Education in Sao Tome and Principe has seen drastic changes due to increased funding from the World Bank, other foreign aid and a revised government budget. In the past, the government paid little attention to the education system, illustrated by the small budget for compulsory education, limited to the primary level. The education system is heavily dependent on foreign aid to cover the costs of books, curriculum development and teacher salaries. In addition, teachers are underpaid. Teachers must rely on the Minister of Education to enhance their skills, learn the modern curriculum and earn decent wages.
However, the biggest problem is low enrollment in secondary and tertiary schools. Although the first six years in primary school are free, there is a huge drop in enrollment into secondary school and tertiary institutions. In 2001, there were only 183 college students enrolled, ranking Sao Tome 196 out of 200 in college enrollment in world rankings.
The numbers may be discouraging, but in 2012, the government proposed its School+ project, which is aimed to provide more access to education and enhance the quality of education.
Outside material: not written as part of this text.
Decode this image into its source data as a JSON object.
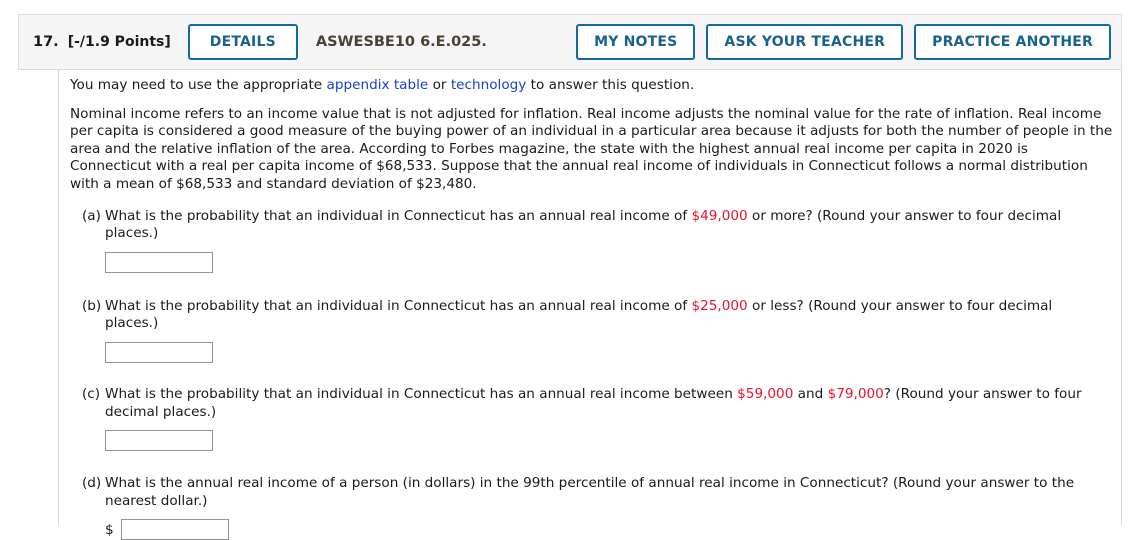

In addition, activities like workshops and indoor sports centers were opened in October 2012 to help strengthen the components of sports, visual education, and art classes. Updated curriculum for secondary schools, the introduction of the 12th grade, vocational training, availability of books, and additional training projects for teachers were also part of the project.
The government also proposed an educational sector plan and an Educational Policy Charter for 2012-2020, outlining future plans. The main objective is to provide 12 years of free, quality education to all students. Further goals are to develop quality higher education facilities, integrate the needs of the labor market into higher education, offer high-level training for teachers and ensure effective management of the sector.
In 2007, Sao Tome saw a steady decline in the gross primary enrollment rate. But since the implementation of the education plan starting in 2012, the number has slowly increased. Adult literacy rates have also seen improvements due to the new sector plans. In 200,1 the literacy rate was approximately 85 percent, and by 2015 it had increased to about 92 percent. Other improvements of education in Sao Tome and Principe could be from the $3.5 million World Bank grant to expand training for primary school teachers and to allow training for preschool teachers.
Currently, almost every child is enrolled in primary school, and with a new grant from the International Development Association, 267 primary teachers have received training, covering almost every unqualified primary education teacher in the country. In the past, education in Sao Tome and Principe was never a priority. But, the implementation of several new education plans and foreign funding has put education front and center.
– Amira Wynn